The risks of working from home
Thanks to fast internet technology, remote working was already becoming a reality for many workers, and the lockdown has only intensified that trend. The benefits are obvious, in terms of cost-saving for companies and convenience for workers, but this new way of working comes with risks. Not only can home workers put their own privacy in jeopardy, but they can also put the security of the business at risk.
Although most homeworkers will opt to work from home, utilising their secure home Wi-Fi, it can sometimes be convenient to work in cafes or other places with unsecured Wi-Fi networks, potentially leaving worker and company vulnerable to hacking.
Often home workers have to use their own devices and home networks in their work. These can often lack the robust tools provided by their company’s IT support section, such as firewalls, online backup and effective antivirus software that are present in work systems, leaving worker and organisation vulnerable to malware. As part of of Cyber Security when remote working, try to make sur that your company can provide you with a device configured and maintained.
As more people work from home, there is likely to be an increase in the variety of malicious online campaigns targeting home workers and those who would like to work from home.
How to stay safe as a homeworker
As part of our Cyber Security recommendations when remote working, you should always stay up to date with the latest security measures implemented by your company, and it can often be a good idea to read up on advice from a reputably IT company. In addition, there are some simple but important steps you can take right now to stay safe online.
Choose robust passwords
Many of us continue to use the same password for several accounts, which means that a criminal with access to one password can often wreak havoc, using that password across multiple sites and accounts, using a technique known as credential stuffing. Make sure all of your passwords are unique and employ a variety of numbers, special characters and upper and lower case letters.
Go two-factor –
Two-Factor Authentication (2FA) or Two-Step Verification (2SV) adds an extra stage to the verification process, such as a text message confirmation, or a biometric method, which adds an extra layer of protection to the regular password method. Check our latest article on office 365 mfa.
Consider a VPN
A Virtual Private Network (VPN) is often used to get around geographic restrictions when using streaming sites, but it can also help to protect your online privacy. It encrypts all of your internet traffic, making it much harder for hackers and other malicious operators to access your systems.
Use firewalls and anti-virus software
Firewalls create a barrier between the internet and your device, which can help to block malicious software, and when used in conjunction with antivirus software, can provide a double line of defence.
Secure your router
Many of us haven’t changed the password on our home routers since they were installed.

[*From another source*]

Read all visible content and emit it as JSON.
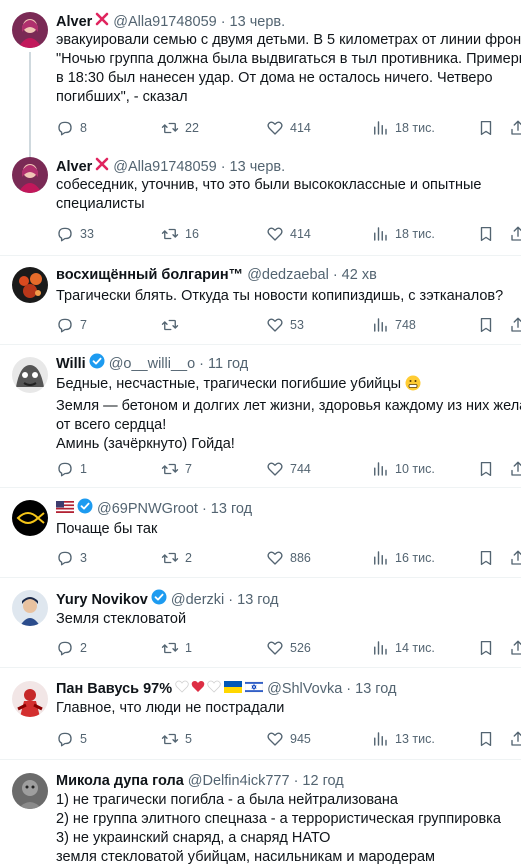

Regularly changing your router password is a good way to boost the security of your home network.
Software updates can be irritating, but it is important to ensure they are installed as soon as possible, as they often include security patches to cover newly emerging cyber threats.
Always back up

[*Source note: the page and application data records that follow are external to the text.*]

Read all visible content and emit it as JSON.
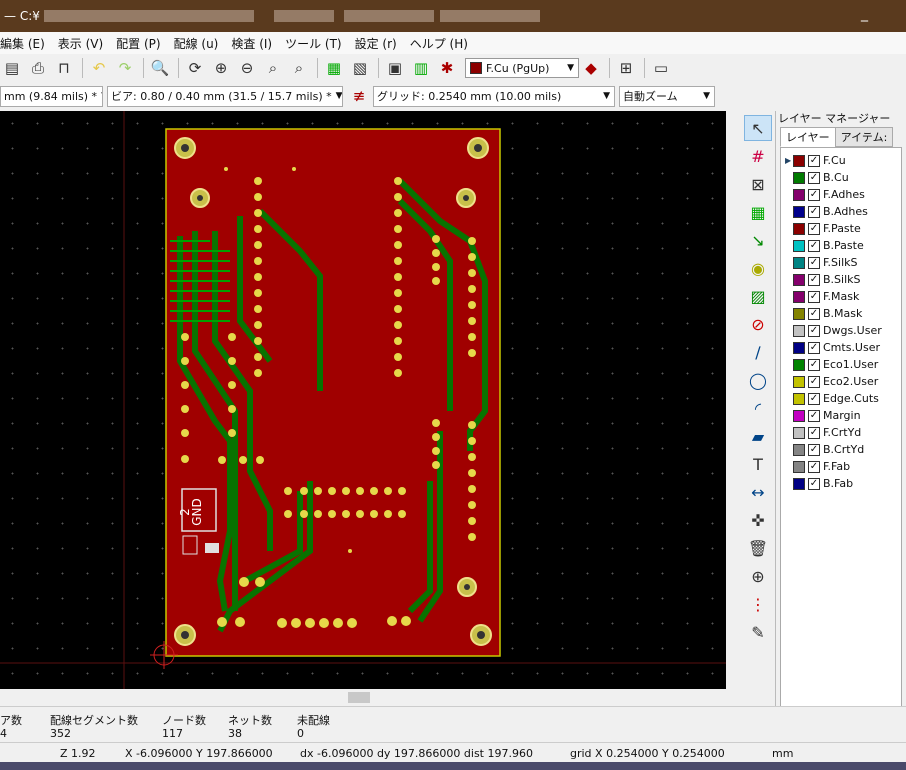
{
  "window": {
    "title": "— C:¥",
    "minimize": "_"
  },
  "menu": [
    "編集 (E)",
    "表示 (V)",
    "配置 (P)",
    "配線 (u)",
    "検査 (I)",
    "ツール (T)",
    "設定 (r)",
    "ヘルプ (H)"
  ],
  "toolbar": {
    "layer_select": "F.Cu (PgUp)",
    "layer_color": "#8b0000"
  },
  "toolbar2": {
    "track_width": "mm (9.84 mils) *",
    "via_size": "ビア: 0.80 / 0.40 mm (31.5 / 15.7 mils) *",
    "grid": "グリッド: 0.2540 mm (10.00 mils)",
    "zoom": "自動ズーム"
  },
  "board_text": {
    "label2": "2",
    "gnd": "GND"
  },
  "layer_manager": {
    "title": "レイヤー マネージャー",
    "tabs": [
      "レイヤー",
      "アイテム:"
    ],
    "layers": [
      {
        "name": "F.Cu",
        "color": "#8b0000"
      },
      {
        "name": "B.Cu",
        "color": "#007a00"
      },
      {
        "name": "F.Adhes",
        "color": "#84006c"
      },
      {
        "name": "B.Adhes",
        "color": "#00008b"
      },
      {
        "name": "F.Paste",
        "color": "#8b0000"
      },
      {
        "name": "B.Paste",
        "color": "#00c2c2"
      },
      {
        "name": "F.SilkS",
        "color": "#008484"
      },
      {
        "name": "B.SilkS",
        "color": "#84006c"
      },
      {
        "name": "F.Mask",
        "color": "#84006c"
      },
      {
        "name": "B.Mask",
        "color": "#848400"
      },
      {
        "name": "Dwgs.User",
        "color": "#c2c2c2"
      },
      {
        "name": "Cmts.User",
        "color": "#000084"
      },
      {
        "name": "Eco1.User",
        "color": "#008400"
      },
      {
        "name": "Eco2.User",
        "color": "#c2c200"
      },
      {
        "name": "Edge.Cuts",
        "color": "#c2c200"
      },
      {
        "name": "Margin",
        "color": "#c200c2"
      },
      {
        "name": "F.CrtYd",
        "color": "#c2c2c2"
      },
      {
        "name": "B.CrtYd",
        "color": "#848484"
      },
      {
        "name": "F.Fab",
        "color": "#848484"
      },
      {
        "name": "B.Fab",
        "color": "#000084"
      }
    ]
  },
  "status": {
    "headers": [
      "ア数",
      "配線セグメント数",
      "ノード数",
      "ネット数",
      "未配線"
    ],
    "values": [
      "4",
      "352",
      "117",
      "38",
      "0"
    ],
    "zoom": "Z 1.92",
    "xy": "X -6.096000  Y 197.866000",
    "delta": "dx -6.096000  dy 197.866000  dist 197.960",
    "gridinfo": "grid X 0.254000  Y 0.254000",
    "units": "mm"
  }
}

There are many ways to lose data, whether that is through hardware damage, human error or cyberattack, including ransomware, which can wipe your entire system. Whether you use hardware or cloud back-ups, get into the habit of regularly backing up your information. check for more information on online backup.
Be alert to phishing scams
Phishing is an email technique used by cybercriminals for a variety of reasons, including credit card fraud and account takeovers, and these attacks are likely to increase as the ranks of homeworkers grow. Look out for clues that an email might be a phishing attack, including spelling errors or poor grammar in the subject line or even the email address of the sender.
It is also important never to open a link or attachment unless you completely trust the sender, and if in doubt, contact the sender by other means before you open the link. It can also be a good idea to check for potential phishing attacks when you open a new site. These can include misspellings in the domain names, missing contact details and the absence of an ‘about’ section.